While processing foods can make them look nicer and last longer, the more processed foods are, the less healthy they are likely to be. Whole, minimally processed foods tend to contain more nutrients and less fat, sodium and sugar than highly processed foods, so avoiding the most processed foods can help you stay healthy.
Eating fast food more than twice a week may increase your risk for obesity and Type 2 diabetes, according to a study published in "The Lancet" in January 2005. While you can now get some dishes at fast food restaurants that are a bit healthier than others, most of these foods are too high in fat, calories and sodium and are better avoided.
Processed meats, such as bacon, ham, sausages, hot dogs and luncheon meats, are one of the least healthy protein sources you can choose. They increase your risk for heart disease and Type 2 diabetes, according to a study published in "Current Atherosclerosis Reports" in December 2012. These meats may also increase your risk for certain types of cancer, according to another study published in "PLOS Medicine" in 2007. Choose unprocessed meats, or, even better, opt for poultry, seafood or vegetarian protein sources like beans most of the time.
The U.S. Food and Drug Administration recommends consuming at least half of your grain servings in the form of whole grains. It would be even healthier to avoid refined grains and just consume whole grains. A study published in "The American Journal of Clinical Nutrition" in December 2007 found that people who consumed mainly refined grains were likely to have a higher body mass index, a larger waist and in increased risk for Type 2 diabetes compared with those who consumed more whole grains.
Avoid imitation or fake versions of foods, as these tend to be loaded with chemicals and artificial ingredients and aren't as healthy as real food. While additives used in foods have been classified as "generally regarded as safe" by the U.S. Food and Drug Administration, some people are sensitive to some of these additives and experience unpleasant side effects. Skip the artificial sweeteners, imitation crab meat, soy versions of meats, fake lemonade and pancake syrup and stick to real foods.
Foods With Added Flavors
Although you can buy some foods, like yogurt or milk, in either plain or flavored versions, it is healthier to buy the plain version and flavor it yourself by adding fresh fruit or other natural ingredients. The pre-flavored versions tend to be very high in sugars and artificial ingredients. For example, while 6 ounces of plain yogurt have 12 grams of natural sugar, flavored yogurt has about 26 grams of sugar in a 6-ounce serving.
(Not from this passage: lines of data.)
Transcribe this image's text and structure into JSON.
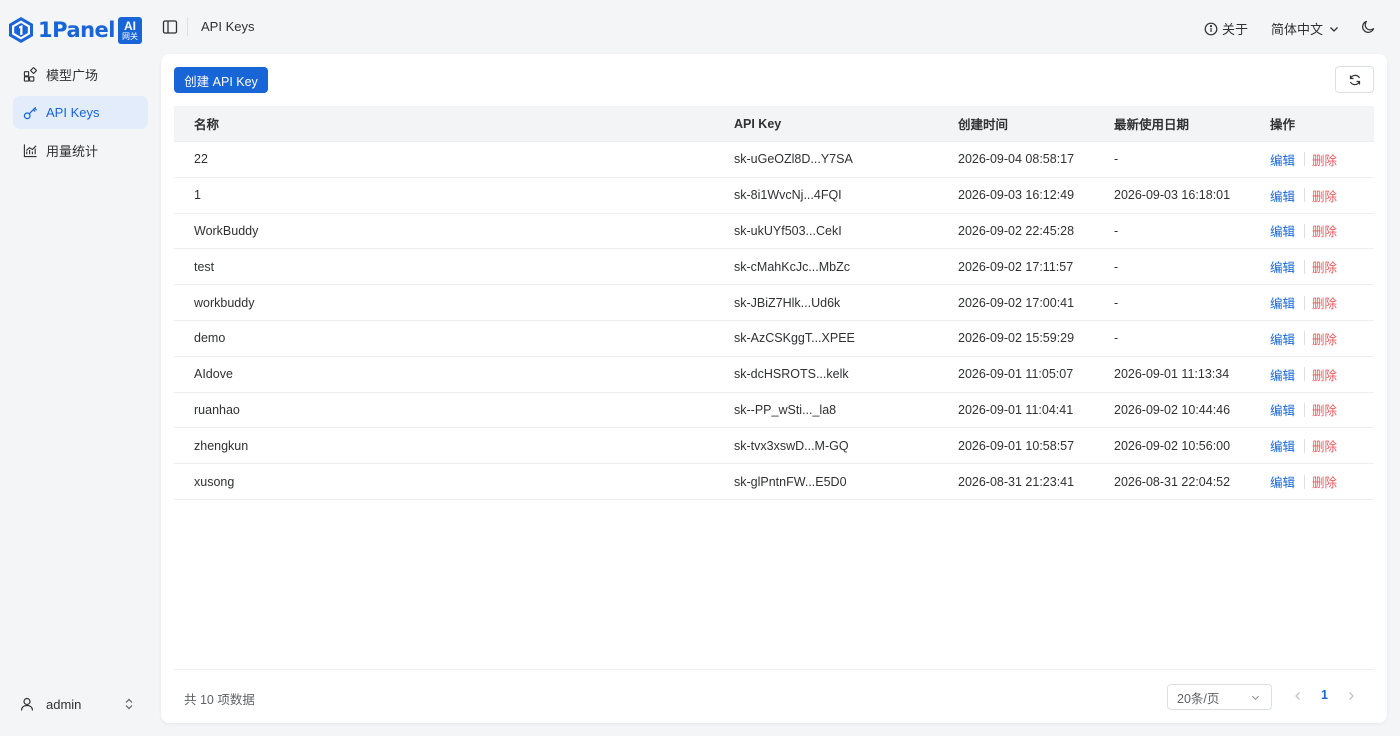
{
  "brand": {
    "name": "1Panel",
    "badge_line1": "AI",
    "badge_line2": "网关",
    "color": "#1865d8"
  },
  "sidebar": {
    "items": [
      {
        "label": "模型广场",
        "icon": "grid-icon",
        "active": false
      },
      {
        "label": "API Keys",
        "icon": "key-icon",
        "active": true
      },
      {
        "label": "用量统计",
        "icon": "chart-icon",
        "active": false
      }
    ],
    "user": {
      "name": "admin",
      "icon": "user-icon"
    }
  },
  "header": {
    "title": "API Keys",
    "about_label": "关于",
    "language_label": "简体中文"
  },
  "toolbar": {
    "create_label": "创建 API Key"
  },
  "table": {
    "columns": [
      "名称",
      "API Key",
      "创建时间",
      "最新使用日期",
      "操作"
    ],
    "edit_label": "编辑",
    "delete_label": "删除",
    "rows": [
      {
        "name": "22",
        "key": "sk-uGeOZl8D...Y7SA",
        "created": "2026-09-04 08:58:17",
        "last_used": "-"
      },
      {
        "name": "1",
        "key": "sk-8i1WvcNj...4FQI",
        "created": "2026-09-03 16:12:49",
        "last_used": "2026-09-03 16:18:01"
      },
      {
        "name": "WorkBuddy",
        "key": "sk-ukUYf503...CekI",
        "created": "2026-09-02 22:45:28",
        "last_used": "-"
      },
      {
        "name": "test",
        "key": "sk-cMahKcJc...MbZc",
        "created": "2026-09-02 17:11:57",
        "last_used": "-"
      },
      {
        "name": "workbuddy",
        "key": "sk-JBiZ7Hlk...Ud6k",
        "created": "2026-09-02 17:00:41",
        "last_used": "-"
      },
      {
        "name": "demo",
        "key": "sk-AzCSKggT...XPEE",
        "created": "2026-09-02 15:59:29",
        "last_used": "-"
      },
      {
        "name": "AIdove",
        "key": "sk-dcHSROTS...kelk",
        "created": "2026-09-01 11:05:07",
        "last_used": "2026-09-01 11:13:34"
      },
      {
        "name": "ruanhao",
        "key": "sk--PP_wSti..._la8",
        "created": "2026-09-01 11:04:41",
        "last_used": "2026-09-02 10:44:46"
      },
      {
        "name": "zhengkun",
        "key": "sk-tvx3xswD...M-GQ",
        "created": "2026-09-01 10:58:57",
        "last_used": "2026-09-02 10:56:00"
      },
      {
        "name": "xusong",
        "key": "sk-glPntnFW...E5D0",
        "created": "2026-08-31 21:23:41",
        "last_used": "2026-08-31 22:04:52"
      }
    ]
  },
  "pagination": {
    "total_text": "共 10 项数据",
    "page_size": "20条/页",
    "current_page": "1"
  }
}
- The Lancet: Fast-food Habits, Weight Gain, and Insulin Resistance (The CARDIA Study): 15-year Prospective Analysis
- Current Atherosclerosis Reports: Unprocessed Red and Processed Meats and Risk of Coronary Artery Disease and Type 2 Diabetes – An Updated Review of the Evidence
- PLOS Medicine: A Prospective Study of Red and Processed Meat Intake in Relation to Cancer Risk
- Academy of Nutrition and Dietetics: Why Does Yogurt Have So Much Sugar?
- University of Kentucky Extension: Chemical Cuisine
Based in Massachusetts, Jessica Bruso has been writing since 2008. She holds a master of science degree in food policy and applied nutrition and a bachelor of arts degree in international relations, both from Tufts University.